Winston-Salem removes Confederate statue from old courthouse

Free Press wire reports | 3/15/2019, 6 a.m.
The city of Winston-Salem, N.C., removed a Confederate statue Tuesday from the grounds of an old courthouse, drawing applause from ...
Workers make final preparations before removing a statue of a Confederate soldier from its base in Winston-Salem, N.C., on Tuesday. The statue is to be placed in a historic cemetery. Skip Foreman/Associated Press


The city of Winston-Salem, N.C., removed a Confederate statue Tuesday from the grounds of an old courthouse, drawing applause from onlookers for the rare move in a state where such monuments are largely protected by law.

Construction crews in Winston-Salem spent more than an hour Tuesday morning attaching a harness and a cage-like metal frame to the statue of an anonymous soldier, then hoisted it from atop its pedestal with a large crane.

A small group of people watching clapped and cheered as the statue was taken down and placed on a flatbed truck.
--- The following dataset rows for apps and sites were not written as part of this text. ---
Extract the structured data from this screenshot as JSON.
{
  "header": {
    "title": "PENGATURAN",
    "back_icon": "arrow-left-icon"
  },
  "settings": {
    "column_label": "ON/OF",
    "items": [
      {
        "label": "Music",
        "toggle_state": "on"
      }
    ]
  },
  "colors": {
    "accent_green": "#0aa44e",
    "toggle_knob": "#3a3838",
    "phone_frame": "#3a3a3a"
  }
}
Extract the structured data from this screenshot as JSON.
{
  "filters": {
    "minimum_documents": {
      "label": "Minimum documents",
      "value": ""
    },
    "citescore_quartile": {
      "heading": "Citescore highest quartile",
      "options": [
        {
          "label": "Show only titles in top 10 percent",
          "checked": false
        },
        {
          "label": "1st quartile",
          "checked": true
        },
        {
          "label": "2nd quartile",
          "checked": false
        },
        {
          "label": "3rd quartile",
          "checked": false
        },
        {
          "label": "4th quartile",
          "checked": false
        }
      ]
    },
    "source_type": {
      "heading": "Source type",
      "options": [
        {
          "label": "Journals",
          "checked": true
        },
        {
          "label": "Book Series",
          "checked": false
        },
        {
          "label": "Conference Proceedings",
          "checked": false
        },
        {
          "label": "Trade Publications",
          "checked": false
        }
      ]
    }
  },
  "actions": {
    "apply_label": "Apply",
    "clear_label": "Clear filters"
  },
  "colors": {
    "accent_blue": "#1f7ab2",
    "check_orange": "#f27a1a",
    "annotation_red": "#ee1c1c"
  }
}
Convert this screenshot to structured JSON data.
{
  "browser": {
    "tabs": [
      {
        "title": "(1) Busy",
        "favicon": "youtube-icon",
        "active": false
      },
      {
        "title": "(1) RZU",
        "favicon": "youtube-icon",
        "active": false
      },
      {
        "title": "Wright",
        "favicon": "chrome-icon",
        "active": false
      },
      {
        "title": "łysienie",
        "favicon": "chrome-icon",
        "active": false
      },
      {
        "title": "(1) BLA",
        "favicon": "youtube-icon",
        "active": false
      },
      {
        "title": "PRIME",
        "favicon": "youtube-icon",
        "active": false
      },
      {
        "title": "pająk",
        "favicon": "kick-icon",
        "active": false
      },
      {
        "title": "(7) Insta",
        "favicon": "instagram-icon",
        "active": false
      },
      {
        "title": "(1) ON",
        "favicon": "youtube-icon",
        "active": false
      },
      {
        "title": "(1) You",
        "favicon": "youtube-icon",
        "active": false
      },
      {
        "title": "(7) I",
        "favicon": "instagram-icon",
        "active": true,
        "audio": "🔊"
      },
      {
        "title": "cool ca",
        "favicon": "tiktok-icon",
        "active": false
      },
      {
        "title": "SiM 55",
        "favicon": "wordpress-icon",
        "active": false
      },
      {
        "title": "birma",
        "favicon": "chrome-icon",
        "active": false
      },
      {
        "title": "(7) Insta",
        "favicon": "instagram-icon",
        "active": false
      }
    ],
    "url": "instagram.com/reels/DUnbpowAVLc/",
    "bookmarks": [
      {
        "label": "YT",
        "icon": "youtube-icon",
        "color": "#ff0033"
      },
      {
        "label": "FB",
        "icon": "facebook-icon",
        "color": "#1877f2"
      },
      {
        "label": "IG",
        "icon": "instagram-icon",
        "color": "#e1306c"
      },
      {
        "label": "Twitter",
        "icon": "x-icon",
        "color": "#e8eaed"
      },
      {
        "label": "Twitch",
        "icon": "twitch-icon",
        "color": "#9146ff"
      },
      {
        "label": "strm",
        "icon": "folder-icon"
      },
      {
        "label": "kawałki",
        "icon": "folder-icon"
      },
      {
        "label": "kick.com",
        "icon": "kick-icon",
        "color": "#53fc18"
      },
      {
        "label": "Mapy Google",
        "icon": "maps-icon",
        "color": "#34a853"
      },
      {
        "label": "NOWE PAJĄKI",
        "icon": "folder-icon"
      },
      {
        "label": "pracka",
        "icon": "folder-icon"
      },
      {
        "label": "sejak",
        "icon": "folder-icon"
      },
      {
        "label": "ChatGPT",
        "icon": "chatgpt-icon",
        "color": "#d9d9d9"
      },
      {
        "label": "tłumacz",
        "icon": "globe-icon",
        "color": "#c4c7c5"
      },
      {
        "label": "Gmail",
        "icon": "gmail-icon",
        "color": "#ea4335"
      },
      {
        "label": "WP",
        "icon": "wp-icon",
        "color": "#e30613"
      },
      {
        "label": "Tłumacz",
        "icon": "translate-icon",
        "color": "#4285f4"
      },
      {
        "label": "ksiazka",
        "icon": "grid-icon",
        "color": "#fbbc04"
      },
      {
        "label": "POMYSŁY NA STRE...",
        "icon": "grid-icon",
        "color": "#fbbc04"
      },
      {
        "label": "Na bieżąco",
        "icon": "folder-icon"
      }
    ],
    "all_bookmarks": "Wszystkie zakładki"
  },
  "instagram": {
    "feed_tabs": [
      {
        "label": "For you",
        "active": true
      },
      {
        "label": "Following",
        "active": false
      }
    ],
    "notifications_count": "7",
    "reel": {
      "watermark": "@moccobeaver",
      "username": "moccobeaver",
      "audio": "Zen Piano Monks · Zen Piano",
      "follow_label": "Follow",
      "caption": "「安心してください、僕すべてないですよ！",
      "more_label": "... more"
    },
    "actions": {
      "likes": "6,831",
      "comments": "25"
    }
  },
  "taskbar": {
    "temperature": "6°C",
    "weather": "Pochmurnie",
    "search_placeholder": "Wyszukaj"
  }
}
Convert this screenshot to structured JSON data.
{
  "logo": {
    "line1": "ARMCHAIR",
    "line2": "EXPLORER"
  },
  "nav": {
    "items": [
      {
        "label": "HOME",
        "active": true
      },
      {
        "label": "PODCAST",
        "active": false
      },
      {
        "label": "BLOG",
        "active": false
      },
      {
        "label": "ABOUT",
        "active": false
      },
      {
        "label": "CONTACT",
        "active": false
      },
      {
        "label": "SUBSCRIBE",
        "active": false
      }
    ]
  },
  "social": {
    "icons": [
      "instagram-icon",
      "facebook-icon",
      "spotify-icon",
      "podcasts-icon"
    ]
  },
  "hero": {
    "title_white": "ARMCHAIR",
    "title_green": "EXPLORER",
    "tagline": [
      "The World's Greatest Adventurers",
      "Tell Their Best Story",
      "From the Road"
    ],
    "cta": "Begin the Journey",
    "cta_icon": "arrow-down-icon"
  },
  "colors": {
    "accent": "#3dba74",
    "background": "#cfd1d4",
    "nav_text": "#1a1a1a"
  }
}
The column and base were then dismantled and removed piece by piece, with workers finishing up in the afternoon.

Winston-Salem Mayor Allen Joines said the statue temporarily will be put in storage before it is eventually moved to historic Salem Cemetery. He said he didn’t have an estimate for the cost of the city-funded removal.

“We realize that there are very strong feelings on both sides of this issue, so what we’ve tried to do is devise a solution that recognizes both sides,” Mayor Joines said in an interview.

He described the cemetery as “a very dignified and appropriate location for the statue.”

Wearing a cap and jacket with Confederate emblems, Howard Snow watched the workers’ progress throughout the morning, occasionally snapping pictures with his cellphone from a sidewalk. He said the removal was a waste of taxpayer money and an overall “travesty.”

“I don’t see where it’s a nuisance or a bother to anybody,” said Mr. Snow, 62. “It’s been there 114 years and you’re going to tell me in one year all of a sudden it’s a problem? No, it’s not.”

But Chris Lutz, who blew on a vuvuzela horn as the statue came down, said he was pleased the city had made good on weeks of planning to relocate the statue. Protesters have decried the statue and other Confederate monuments as racist symbols.

“I’m excited that it’s down,” said Mr. Lutz, 27. “I thought it was going to be much longer, much more arduous.”

Winston-Salem had more leeway than most North Carolina cities because the old courthouse property had passed into private hands. A 2015 North Carolina law all but prohibits the permanent removal of Confederate statues from public land. More than 90 Confederate monuments stand in public places other than cemeteries around the state.

In January, a judge denied a request by the United Daughters of The Confederacy to prevent the removal of the Winston-Salem statue from the grounds of the building that now houses apartments.

The approximately 30-foot high monument includes a granite statue atop a base and column and was dedicated in 1905. It depicts an anonymous soldier in a Confederate uniform resting his rifle stock against the ground.

North Carolina has been at the forefront of the debate over what to do with Confederate monuments as one of three southern states with the most statues, according to the Southern Poverty Law Center. A tally shows Confederate monuments are located at contemporary or historic courthouses in about half of North Carolina’s counties.